"There is also the psyhcology," he added. "There are some very fundamental developments saying increased inflation is here. There is the increase in the minimum wage, rising Social Security taxes, farm price support programs, and the depreciation of the dollar. These are all inflation propellants."

At this point, most analysts believe the administration has delayed too, long and may have missed the boat in grappling with inflation. And it now faces the prespect of seriously rising prices at a time when it is proposing potentially inflationary government measures to stimulate a fading ecomonic recovery.

"If we go into 1979 with inflation rising and the economy slowing, you have a real dilemma - typical stagflating - at the same time you have a huge budget deficit," observed William N. Griggs, vice president and economist with J. Henry Schroder Bank & Trust Co.

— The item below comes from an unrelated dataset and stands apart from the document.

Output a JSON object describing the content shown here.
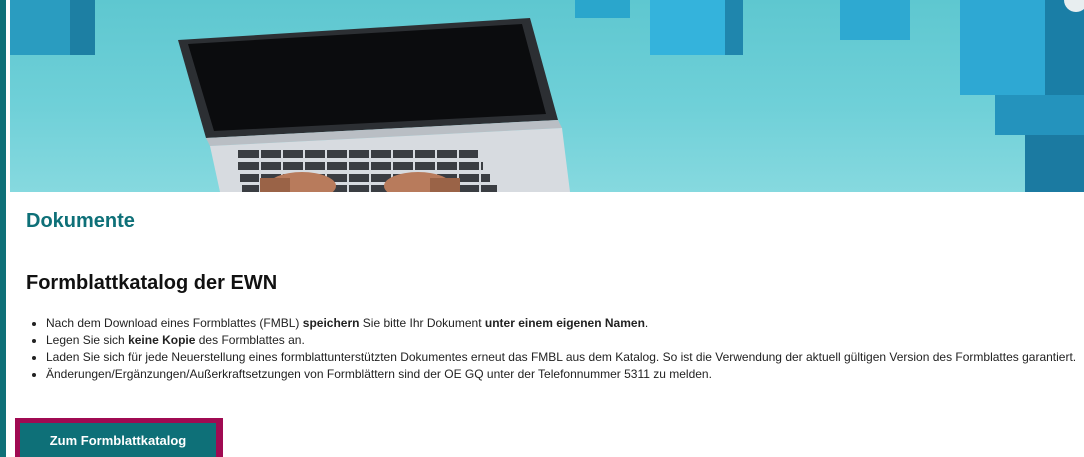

"What's troubling is that, from a cyclical point of view, we should be near a balanced budget," he said. "If we go into a slowdown, that will hurt tax revenues and further increase the deficit. But if we cut taxes, or expand spending to counteract the slowdown, that adds to the deficit and increased inflation."

All of the concern about inflation has heightened discussion of the posibility of some kind of income policy to control wage and price increases, either through voluntary guidelines or other measures.

But as Kudlow of Paine Webber points out, just the discussion of an incomes policy "rises tremendous uncertainly, and this kind of speculation often leads to anticipatory price increased or to anticipatory increases in interest rates," and also affects wage negotiations.

"The dilemma is that the administration has missed its timing and, in missing its timing, will have to pay the economic and political consequences," said Kaufman.